Dataset rows describing interfaces
--- --- ---
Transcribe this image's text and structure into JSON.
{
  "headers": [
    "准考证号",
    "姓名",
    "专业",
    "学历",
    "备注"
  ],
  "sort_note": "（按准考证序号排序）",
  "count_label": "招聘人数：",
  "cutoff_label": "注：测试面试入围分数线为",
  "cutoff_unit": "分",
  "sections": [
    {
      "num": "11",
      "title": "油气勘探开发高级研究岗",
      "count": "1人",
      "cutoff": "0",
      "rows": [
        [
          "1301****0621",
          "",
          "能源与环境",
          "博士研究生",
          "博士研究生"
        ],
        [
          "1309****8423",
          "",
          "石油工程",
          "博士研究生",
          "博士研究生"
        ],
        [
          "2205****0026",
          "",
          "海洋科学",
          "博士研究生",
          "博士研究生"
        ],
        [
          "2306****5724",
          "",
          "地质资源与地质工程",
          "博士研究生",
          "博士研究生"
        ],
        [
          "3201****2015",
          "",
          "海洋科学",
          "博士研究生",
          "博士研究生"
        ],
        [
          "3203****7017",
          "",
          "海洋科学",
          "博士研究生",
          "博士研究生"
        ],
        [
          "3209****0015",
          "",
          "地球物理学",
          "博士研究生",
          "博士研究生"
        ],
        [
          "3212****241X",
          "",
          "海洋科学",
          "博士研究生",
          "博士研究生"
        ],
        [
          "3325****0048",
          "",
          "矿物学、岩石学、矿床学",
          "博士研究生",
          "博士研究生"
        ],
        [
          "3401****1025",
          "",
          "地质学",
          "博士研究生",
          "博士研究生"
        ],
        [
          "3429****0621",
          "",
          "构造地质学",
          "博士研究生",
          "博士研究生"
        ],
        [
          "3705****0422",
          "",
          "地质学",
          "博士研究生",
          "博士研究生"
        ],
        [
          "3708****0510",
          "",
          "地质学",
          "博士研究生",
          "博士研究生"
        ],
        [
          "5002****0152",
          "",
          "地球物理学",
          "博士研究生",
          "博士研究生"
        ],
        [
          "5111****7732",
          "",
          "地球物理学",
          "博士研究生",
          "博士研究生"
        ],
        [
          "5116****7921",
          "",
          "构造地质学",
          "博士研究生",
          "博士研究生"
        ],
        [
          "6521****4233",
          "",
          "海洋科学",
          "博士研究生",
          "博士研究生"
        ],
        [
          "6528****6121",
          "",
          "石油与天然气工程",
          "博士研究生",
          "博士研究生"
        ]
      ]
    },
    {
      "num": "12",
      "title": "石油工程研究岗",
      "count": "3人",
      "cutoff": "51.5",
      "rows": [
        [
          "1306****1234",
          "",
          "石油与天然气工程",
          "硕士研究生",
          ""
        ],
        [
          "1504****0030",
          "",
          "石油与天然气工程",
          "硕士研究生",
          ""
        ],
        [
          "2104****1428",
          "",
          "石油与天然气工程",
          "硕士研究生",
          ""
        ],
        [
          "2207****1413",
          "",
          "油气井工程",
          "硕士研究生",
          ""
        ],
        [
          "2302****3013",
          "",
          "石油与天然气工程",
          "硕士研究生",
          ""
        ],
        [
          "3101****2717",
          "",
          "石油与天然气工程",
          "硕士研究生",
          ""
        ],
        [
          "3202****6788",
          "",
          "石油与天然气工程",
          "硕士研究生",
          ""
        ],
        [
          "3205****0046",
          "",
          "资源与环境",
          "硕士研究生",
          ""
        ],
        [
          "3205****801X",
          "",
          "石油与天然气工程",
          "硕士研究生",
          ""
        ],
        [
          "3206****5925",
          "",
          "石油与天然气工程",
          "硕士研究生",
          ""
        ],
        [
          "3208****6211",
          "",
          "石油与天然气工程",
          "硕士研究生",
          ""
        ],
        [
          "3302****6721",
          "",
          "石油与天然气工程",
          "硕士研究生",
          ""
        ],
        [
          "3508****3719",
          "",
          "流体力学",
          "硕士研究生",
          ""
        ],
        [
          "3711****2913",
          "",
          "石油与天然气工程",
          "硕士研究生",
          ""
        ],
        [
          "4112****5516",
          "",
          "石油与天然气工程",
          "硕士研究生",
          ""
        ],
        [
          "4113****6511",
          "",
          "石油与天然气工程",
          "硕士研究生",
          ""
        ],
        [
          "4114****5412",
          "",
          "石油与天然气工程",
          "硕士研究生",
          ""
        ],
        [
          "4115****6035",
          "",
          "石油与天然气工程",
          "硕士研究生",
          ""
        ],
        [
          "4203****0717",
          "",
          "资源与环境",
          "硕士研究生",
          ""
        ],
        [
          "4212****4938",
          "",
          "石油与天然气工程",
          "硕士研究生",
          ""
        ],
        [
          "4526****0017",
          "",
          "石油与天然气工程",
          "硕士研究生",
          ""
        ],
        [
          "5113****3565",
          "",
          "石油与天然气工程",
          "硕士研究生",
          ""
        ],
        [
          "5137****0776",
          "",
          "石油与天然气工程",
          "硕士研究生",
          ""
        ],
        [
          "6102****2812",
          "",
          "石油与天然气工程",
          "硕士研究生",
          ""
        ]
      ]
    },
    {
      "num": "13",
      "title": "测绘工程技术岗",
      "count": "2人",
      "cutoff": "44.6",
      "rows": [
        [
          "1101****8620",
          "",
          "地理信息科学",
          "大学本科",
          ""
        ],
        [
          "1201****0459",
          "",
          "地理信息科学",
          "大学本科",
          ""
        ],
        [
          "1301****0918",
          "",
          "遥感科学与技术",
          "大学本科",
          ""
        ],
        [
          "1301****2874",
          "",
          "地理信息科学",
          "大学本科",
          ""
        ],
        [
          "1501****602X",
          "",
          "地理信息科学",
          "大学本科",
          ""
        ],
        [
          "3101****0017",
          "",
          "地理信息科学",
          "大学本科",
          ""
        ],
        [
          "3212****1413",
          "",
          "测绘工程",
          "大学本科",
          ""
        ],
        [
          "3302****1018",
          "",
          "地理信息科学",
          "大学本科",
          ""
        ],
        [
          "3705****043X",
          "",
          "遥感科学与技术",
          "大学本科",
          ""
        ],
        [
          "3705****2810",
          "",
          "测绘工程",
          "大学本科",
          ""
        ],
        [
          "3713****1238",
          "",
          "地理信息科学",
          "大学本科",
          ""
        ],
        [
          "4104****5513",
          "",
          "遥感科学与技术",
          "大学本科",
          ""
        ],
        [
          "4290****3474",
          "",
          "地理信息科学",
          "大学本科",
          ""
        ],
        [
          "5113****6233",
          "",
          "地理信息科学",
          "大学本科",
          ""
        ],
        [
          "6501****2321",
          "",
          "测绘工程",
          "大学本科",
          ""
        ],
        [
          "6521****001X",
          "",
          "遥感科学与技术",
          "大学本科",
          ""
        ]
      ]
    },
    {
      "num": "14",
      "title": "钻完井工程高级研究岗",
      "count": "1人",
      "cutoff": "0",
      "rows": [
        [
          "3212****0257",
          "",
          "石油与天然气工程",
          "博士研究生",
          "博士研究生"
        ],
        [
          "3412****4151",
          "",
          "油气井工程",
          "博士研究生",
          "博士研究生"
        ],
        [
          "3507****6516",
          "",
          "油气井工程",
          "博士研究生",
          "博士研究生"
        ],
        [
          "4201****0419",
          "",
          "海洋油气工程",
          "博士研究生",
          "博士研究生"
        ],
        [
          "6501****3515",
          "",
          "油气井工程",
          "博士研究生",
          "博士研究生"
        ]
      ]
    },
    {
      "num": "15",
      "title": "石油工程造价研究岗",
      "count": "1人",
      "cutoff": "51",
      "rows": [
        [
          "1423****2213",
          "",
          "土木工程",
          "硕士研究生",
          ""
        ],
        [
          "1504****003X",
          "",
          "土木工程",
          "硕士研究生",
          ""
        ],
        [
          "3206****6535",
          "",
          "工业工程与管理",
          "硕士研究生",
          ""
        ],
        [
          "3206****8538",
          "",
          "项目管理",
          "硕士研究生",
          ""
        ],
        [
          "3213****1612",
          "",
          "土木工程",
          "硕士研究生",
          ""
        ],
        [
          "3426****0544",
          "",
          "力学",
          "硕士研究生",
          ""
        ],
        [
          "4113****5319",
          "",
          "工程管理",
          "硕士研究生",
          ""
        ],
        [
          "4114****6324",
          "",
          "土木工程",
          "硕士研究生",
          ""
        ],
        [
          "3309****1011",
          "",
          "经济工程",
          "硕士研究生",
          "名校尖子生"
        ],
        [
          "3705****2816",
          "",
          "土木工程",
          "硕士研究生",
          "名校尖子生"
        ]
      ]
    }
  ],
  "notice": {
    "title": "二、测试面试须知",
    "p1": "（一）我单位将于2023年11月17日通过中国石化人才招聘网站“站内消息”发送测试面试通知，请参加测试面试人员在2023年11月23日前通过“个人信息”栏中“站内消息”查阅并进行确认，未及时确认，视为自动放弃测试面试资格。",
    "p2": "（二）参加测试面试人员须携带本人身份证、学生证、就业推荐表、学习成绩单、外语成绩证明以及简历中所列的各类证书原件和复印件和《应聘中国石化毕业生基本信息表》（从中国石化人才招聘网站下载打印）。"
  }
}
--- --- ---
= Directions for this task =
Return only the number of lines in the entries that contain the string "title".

= Your response =
6